CLEVELAND: One shift that put the four best hitters in the lineup together at the top, and the Indians haven’t stopped hitting since.

As Jason Kipnis struggled to get going this season, Indians manager Terry Francona decided on May 11 that it was time for a change. Kipnis was pushed down in the lineup and Michael Brantley was thrown into the No. 2 hole, previously occupied by Kipnis.

In effect, it made for a miniature murderers’ row at the top of the Indians lineup, forcing pitchers to have to navigate through Francisco Lindor, Brantley, Jose Ramirez and Edwin Encarnacion in succession, arguably the best 1-through-4 of any lineup in baseball.

Since that change, the Indians’ lineup has been clicking on all cylinders, something that was recently felt by the Chicago White Sox and Detroit Tigers, both of whom were swept while allowing 50 runs in six games.

“I’m glad they’re on our team  —  that’s all I’ve got to say,” Indians pitcher Adam Plutko said. “Shoot, if you can get through them three times, you had yourself a great day.”

Lindor, leading off, was named the American League Player of the Month in May and entering Monday’s games was hitting .296 with a .928 OPS, and his 151 wRC+ is ninth in the AL for the season. Brantley is hitting .316 with an .871 OPS and has thrived hitting between two Most Valuable Player candidates. On Sunday, Ramirez hit his 23rd home run to pull into a tie for the major league lead. He has a .296 average, a 1.018 OPS and a 171 wRC+, the fourth-best mark in the AL. Encarnacion, as he always has, started the season slowly, but posted a .985 OPS in May and has an .832 OPS in June.

“It’s definitely a great foursome that we have there between Lindor, Brantley, myself and Edwin,” Ramirez said. “I know it’s definitely a challenge for a lot of opposing teams that have to go against us. So, it’s really a pretty thing that we have going on there now.”

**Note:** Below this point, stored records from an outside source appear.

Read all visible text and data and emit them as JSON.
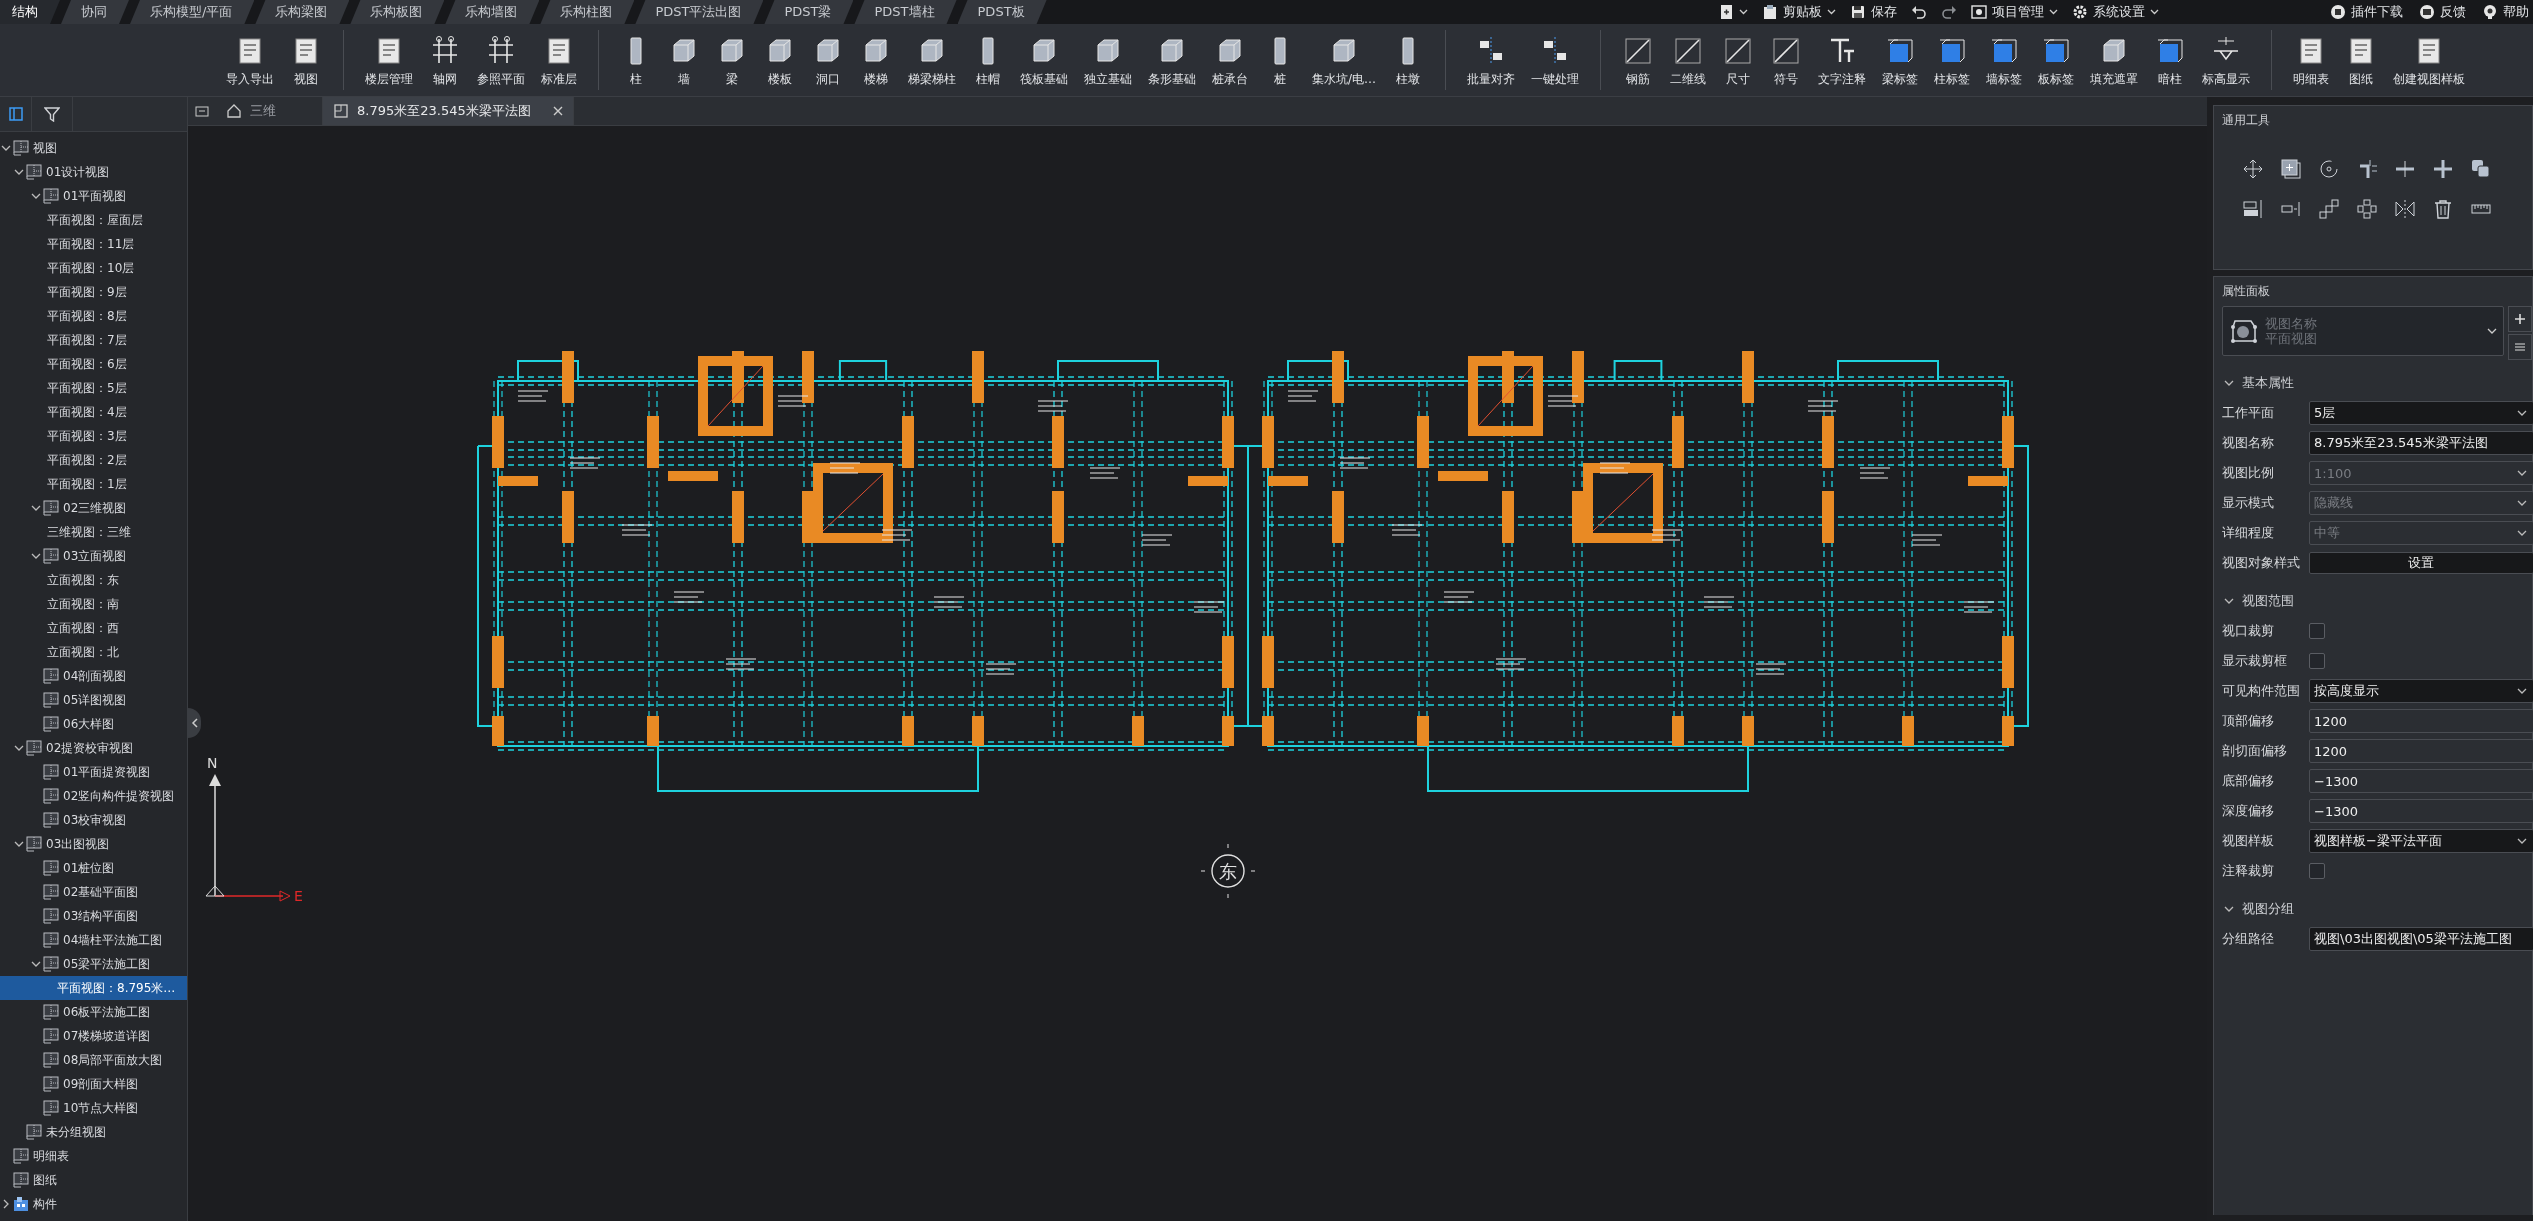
{
  "top_tabs": [
    {
      "label": "结构",
      "selected": true
    },
    {
      "label": "协同",
      "selected": false
    },
    {
      "label": "乐构模型/平面",
      "selected": false
    },
    {
      "label": "乐构梁图",
      "selected": false
    },
    {
      "label": "乐构板图",
      "selected": false
    },
    {
      "label": "乐构墙图",
      "selected": false
    },
    {
      "label": "乐构柱图",
      "selected": false
    },
    {
      "label": "PDST平法出图",
      "selected": false
    },
    {
      "label": "PDST梁",
      "selected": false
    },
    {
      "label": "PDST墙柱",
      "selected": false
    },
    {
      "label": "PDST板",
      "selected": false
    }
  ],
  "quick_actions": [
    {
      "kind": "new"
    },
    {
      "kind": "menu",
      "label": "剪贴板"
    },
    {
      "kind": "save",
      "label": "保存"
    },
    {
      "kind": "undo"
    },
    {
      "kind": "redo"
    },
    {
      "kind": "menu",
      "label": "项目管理"
    },
    {
      "kind": "settings",
      "label": "系统设置"
    }
  ],
  "help_links": [
    {
      "kind": "plugin",
      "label": "插件下载"
    },
    {
      "kind": "feedback",
      "label": "反馈"
    },
    {
      "kind": "help",
      "label": "帮助"
    }
  ],
  "toolbar": {
    "groups": [
      [
        {
          "label": "导入导出"
        },
        {
          "label": "视图"
        }
      ],
      [
        {
          "label": "楼层管理"
        },
        {
          "label": "轴网"
        },
        {
          "label": "参照平面"
        },
        {
          "label": "标准层"
        }
      ],
      [
        {
          "label": "柱"
        },
        {
          "label": "墙"
        },
        {
          "label": "梁"
        },
        {
          "label": "楼板"
        },
        {
          "label": "洞口"
        },
        {
          "label": "楼梯"
        },
        {
          "label": "梯梁梯柱"
        },
        {
          "label": "柱帽"
        },
        {
          "label": "筏板基础"
        },
        {
          "label": "独立基础"
        },
        {
          "label": "条形基础"
        },
        {
          "label": "桩承台"
        },
        {
          "label": "桩"
        },
        {
          "label": "集水坑/电…"
        },
        {
          "label": "柱墩"
        }
      ],
      [
        {
          "label": "批量对齐"
        },
        {
          "label": "一键处理"
        }
      ],
      [
        {
          "label": "钢筋"
        },
        {
          "label": "二维线"
        },
        {
          "label": "尺寸"
        },
        {
          "label": "符号"
        },
        {
          "label": "文字注释"
        },
        {
          "label": "梁标签"
        },
        {
          "label": "柱标签"
        },
        {
          "label": "墙标签"
        },
        {
          "label": "板标签"
        },
        {
          "label": "填充遮罩"
        },
        {
          "label": "暗柱"
        },
        {
          "label": "标高显示"
        }
      ],
      [
        {
          "label": "明细表"
        },
        {
          "label": "图纸"
        },
        {
          "label": "创建视图样板"
        }
      ]
    ]
  },
  "browser": {
    "tree": [
      {
        "label": "视图",
        "kind": "sheet",
        "expanded": true,
        "selected": false,
        "children": [
          {
            "label": "01设计视图",
            "kind": "sheet",
            "expanded": true,
            "selected": false,
            "children": [
              {
                "label": "01平面视图",
                "kind": "sheet",
                "expanded": true,
                "selected": false,
                "children": [
                  {
                    "label": "平面视图：屋面层",
                    "kind": "plain",
                    "selected": false
                  },
                  {
                    "label": "平面视图：11层",
                    "kind": "plain",
                    "selected": false
                  },
                  {
                    "label": "平面视图：10层",
                    "kind": "plain",
                    "selected": false
                  },
                  {
                    "label": "平面视图：9层",
                    "kind": "plain",
                    "selected": false
                  },
                  {
                    "label": "平面视图：8层",
                    "kind": "plain",
                    "selected": false
                  },
                  {
                    "label": "平面视图：7层",
                    "kind": "plain",
                    "selected": false
                  },
                  {
                    "label": "平面视图：6层",
                    "kind": "plain",
                    "selected": false
                  },
                  {
                    "label": "平面视图：5层",
                    "kind": "plain",
                    "selected": false
                  },
                  {
                    "label": "平面视图：4层",
                    "kind": "plain",
                    "selected": false
                  },
                  {
                    "label": "平面视图：3层",
                    "kind": "plain",
                    "selected": false
                  },
                  {
                    "label": "平面视图：2层",
                    "kind": "plain",
                    "selected": false
                  },
                  {
                    "label": "平面视图：1层",
                    "kind": "plain",
                    "selected": false
                  }
                ]
              },
              {
                "label": "02三维视图",
                "kind": "sheet",
                "expanded": true,
                "selected": false,
                "children": [
                  {
                    "label": "三维视图：三维",
                    "kind": "plain",
                    "selected": false
                  }
                ]
              },
              {
                "label": "03立面视图",
                "kind": "sheet",
                "expanded": true,
                "selected": false,
                "children": [
                  {
                    "label": "立面视图：东",
                    "kind": "plain",
                    "selected": false
                  },
                  {
                    "label": "立面视图：南",
                    "kind": "plain",
                    "selected": false
                  },
                  {
                    "label": "立面视图：西",
                    "kind": "plain",
                    "selected": false
                  },
                  {
                    "label": "立面视图：北",
                    "kind": "plain",
                    "selected": false
                  }
                ]
              },
              {
                "label": "04剖面视图",
                "kind": "sheet",
                "selected": false
              },
              {
                "label": "05详图视图",
                "kind": "sheet",
                "selected": false
              },
              {
                "label": "06大样图",
                "kind": "sheet",
                "selected": false
              }
            ]
          },
          {
            "label": "02提资校审视图",
            "kind": "sheet",
            "expanded": true,
            "selected": false,
            "children": [
              {
                "label": "01平面提资视图",
                "kind": "sheet",
                "selected": false
              },
              {
                "label": "02竖向构件提资视图",
                "kind": "sheet",
                "selected": false
              },
              {
                "label": "03校审视图",
                "kind": "sheet",
                "selected": false
              }
            ]
          },
          {
            "label": "03出图视图",
            "kind": "sheet",
            "expanded": true,
            "selected": false,
            "children": [
              {
                "label": "01桩位图",
                "kind": "sheet",
                "selected": false
              },
              {
                "label": "02基础平面图",
                "kind": "sheet",
                "selected": false
              },
              {
                "label": "03结构平面图",
                "kind": "sheet",
                "selected": false
              },
              {
                "label": "04墙柱平法施工图",
                "kind": "sheet",
                "selected": false
              },
              {
                "label": "05梁平法施工图",
                "kind": "sheet",
                "expanded": true,
                "selected": false,
                "children": [
                  {
                    "label": "平面视图：8.795米…",
                    "kind": "plain",
                    "selected": true
                  }
                ]
              },
              {
                "label": "06板平法施工图",
                "kind": "sheet",
                "selected": false
              },
              {
                "label": "07楼梯坡道详图",
                "kind": "sheet",
                "selected": false
              },
              {
                "label": "08局部平面放大图",
                "kind": "sheet",
                "selected": false
              },
              {
                "label": "09剖面大样图",
                "kind": "sheet",
                "selected": false
              },
              {
                "label": "10节点大样图",
                "kind": "sheet",
                "selected": false
              }
            ]
          },
          {
            "label": "未分组视图",
            "kind": "sheet",
            "selected": false
          }
        ]
      },
      {
        "label": "明细表",
        "kind": "sheet",
        "selected": false
      },
      {
        "label": "图纸",
        "kind": "sheet",
        "selected": false
      },
      {
        "label": "构件",
        "kind": "component",
        "expanded": false,
        "selected": false
      }
    ]
  },
  "doc_tabs": [
    {
      "label": "三维",
      "kind": "model",
      "selected": false,
      "closable": false
    },
    {
      "label": "8.795米至23.545米梁平法图",
      "kind": "plan",
      "selected": true,
      "closable": true
    }
  ],
  "canvas": {
    "axis_north": "N",
    "axis_east": "E",
    "view_marker": "东"
  },
  "tools_panel": {
    "title": "通用工具"
  },
  "properties": {
    "title": "属性面板",
    "type_name": "视图名称",
    "type_value": "平面视图",
    "sections": [
      {
        "title": "基本属性",
        "expanded": true,
        "rows": [
          {
            "label": "工作平面",
            "kind": "select",
            "value": "5层",
            "disabled": false
          },
          {
            "label": "视图名称",
            "kind": "input",
            "value": "8.795米至23.545米梁平法图",
            "disabled": false
          },
          {
            "label": "视图比例",
            "kind": "select",
            "value": "1:100",
            "disabled": true
          },
          {
            "label": "显示模式",
            "kind": "select",
            "value": "隐藏线",
            "disabled": true
          },
          {
            "label": "详细程度",
            "kind": "select",
            "value": "中等",
            "disabled": true
          },
          {
            "label": "视图对象样式",
            "kind": "button",
            "value": "设置"
          }
        ]
      },
      {
        "title": "视图范围",
        "expanded": true,
        "rows": [
          {
            "label": "视口裁剪",
            "kind": "checkbox",
            "checked": false
          },
          {
            "label": "显示裁剪框",
            "kind": "checkbox",
            "checked": false
          },
          {
            "label": "可见构件范围",
            "kind": "select",
            "value": "按高度显示",
            "disabled": false
          },
          {
            "label": "顶部偏移",
            "kind": "number",
            "value": "1200"
          },
          {
            "label": "剖切面偏移",
            "kind": "number",
            "value": "1200"
          },
          {
            "label": "底部偏移",
            "kind": "number",
            "value": "−1300"
          },
          {
            "label": "深度偏移",
            "kind": "number",
            "value": "−1300"
          },
          {
            "label": "视图样板",
            "kind": "select",
            "value": "视图样板−梁平法平面",
            "disabled": false
          },
          {
            "label": "注释裁剪",
            "kind": "checkbox",
            "checked": false
          }
        ]
      },
      {
        "title": "视图分组",
        "expanded": true,
        "rows": [
          {
            "label": "分组路径",
            "kind": "input",
            "value": "视图\\03出图视图\\05梁平法施工图",
            "disabled": false
          }
        ]
      }
    ]
  }
}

Teams have started shying away from Ramirez, who, if not for Los Angeles Angels superstar Mike Trout, might have a case to be the AL MVP front-runner, and instead choosing to pitch to Encarnacion, something of which he’s taken advantage.

“Then when Edwin starts swinging like he can … because they’re going to start walking Jose because he’s so dangerous,” Francona said after Sunday’s game. “When Edwin swings like that, it has to make them think twice. Then when they pitch around somebody, you love to see it hurt the other team. And you can tell Edwin was really bearing down there. But those two play at such a high level every day. They bring it every day.”

Since the change, opposing pitchers haven’t caught a break, and that was by design.

Ryan Lewis can be reached at rlewis@thebeaconjournal.com. Read the Indians blog at www.ohio.com/indians. Follow him on Twitter at www.twitter.com/RyanLewisABJ.